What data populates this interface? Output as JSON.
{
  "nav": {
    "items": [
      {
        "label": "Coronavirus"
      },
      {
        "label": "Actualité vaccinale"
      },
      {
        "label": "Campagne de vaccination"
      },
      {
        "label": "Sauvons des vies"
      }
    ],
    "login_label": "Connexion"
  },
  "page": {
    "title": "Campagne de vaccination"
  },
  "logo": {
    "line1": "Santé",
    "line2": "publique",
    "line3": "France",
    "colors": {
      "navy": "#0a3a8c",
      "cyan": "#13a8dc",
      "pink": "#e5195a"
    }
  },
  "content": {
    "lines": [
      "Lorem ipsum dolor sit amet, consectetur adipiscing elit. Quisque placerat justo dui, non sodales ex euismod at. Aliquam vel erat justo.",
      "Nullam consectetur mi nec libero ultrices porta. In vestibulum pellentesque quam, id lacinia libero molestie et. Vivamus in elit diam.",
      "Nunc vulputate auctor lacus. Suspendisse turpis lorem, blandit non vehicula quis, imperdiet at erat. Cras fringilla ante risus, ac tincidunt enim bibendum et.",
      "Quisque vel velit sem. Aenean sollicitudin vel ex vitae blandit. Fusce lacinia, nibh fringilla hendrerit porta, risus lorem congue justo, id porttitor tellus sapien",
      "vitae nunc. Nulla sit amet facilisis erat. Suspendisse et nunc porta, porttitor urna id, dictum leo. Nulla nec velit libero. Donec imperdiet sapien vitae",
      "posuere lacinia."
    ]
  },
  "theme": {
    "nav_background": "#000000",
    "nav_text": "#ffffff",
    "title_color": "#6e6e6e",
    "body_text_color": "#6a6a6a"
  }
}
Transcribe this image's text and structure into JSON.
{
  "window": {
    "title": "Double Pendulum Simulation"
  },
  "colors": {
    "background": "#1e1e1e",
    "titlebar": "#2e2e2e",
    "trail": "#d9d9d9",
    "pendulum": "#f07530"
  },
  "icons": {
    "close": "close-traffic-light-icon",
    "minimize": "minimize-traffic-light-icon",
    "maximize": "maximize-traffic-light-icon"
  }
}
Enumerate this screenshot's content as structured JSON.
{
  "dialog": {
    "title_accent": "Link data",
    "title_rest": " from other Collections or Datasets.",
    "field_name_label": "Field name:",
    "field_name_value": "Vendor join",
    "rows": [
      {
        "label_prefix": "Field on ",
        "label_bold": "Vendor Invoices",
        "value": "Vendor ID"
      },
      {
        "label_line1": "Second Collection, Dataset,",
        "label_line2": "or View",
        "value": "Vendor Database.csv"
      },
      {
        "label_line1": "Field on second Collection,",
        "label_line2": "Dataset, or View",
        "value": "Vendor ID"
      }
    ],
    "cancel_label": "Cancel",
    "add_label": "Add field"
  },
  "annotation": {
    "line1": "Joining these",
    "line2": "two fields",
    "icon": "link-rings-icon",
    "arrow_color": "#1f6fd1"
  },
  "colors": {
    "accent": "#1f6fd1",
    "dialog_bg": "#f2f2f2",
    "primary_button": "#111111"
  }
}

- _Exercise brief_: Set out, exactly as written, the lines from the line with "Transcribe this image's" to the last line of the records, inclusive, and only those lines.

- _Exercise solution_:
Transcribe this image's text and structure into JSON.
{
  "window": {
    "title": "Double Pendulum Simulation"
  },
  "colors": {
    "background": "#1e1e1e",
    "titlebar": "#2e2e2e",
    "trail": "#d9d9d9",
    "pendulum": "#f07530"
  },
  "icons": {
    "close": "close-traffic-light-icon",
    "minimize": "minimize-traffic-light-icon",
    "maximize": "maximize-traffic-light-icon"
  }
}
Enumerate this screenshot's content as structured JSON.
{
  "dialog": {
    "title_accent": "Link data",
    "title_rest": " from other Collections or Datasets.",
    "field_name_label": "Field name:",
    "field_name_value": "Vendor join",
    "rows": [
      {
        "label_prefix": "Field on ",
        "label_bold": "Vendor Invoices",
        "value": "Vendor ID"
      },
      {
        "label_line1": "Second Collection, Dataset,",
        "label_line2": "or View",
        "value": "Vendor Database.csv"
      },
      {
        "label_line1": "Field on second Collection,",
        "label_line2": "Dataset, or View",
        "value": "Vendor ID"
      }
    ],
    "cancel_label": "Cancel",
    "add_label": "Add field"
  },
  "annotation": {
    "line1": "Joining these",
    "line2": "two fields",
    "icon": "link-rings-icon",
    "arrow_color": "#1f6fd1"
  },
  "colors": {
    "accent": "#1f6fd1",
    "dialog_bg": "#f2f2f2",
    "primary_button": "#111111"
  }
}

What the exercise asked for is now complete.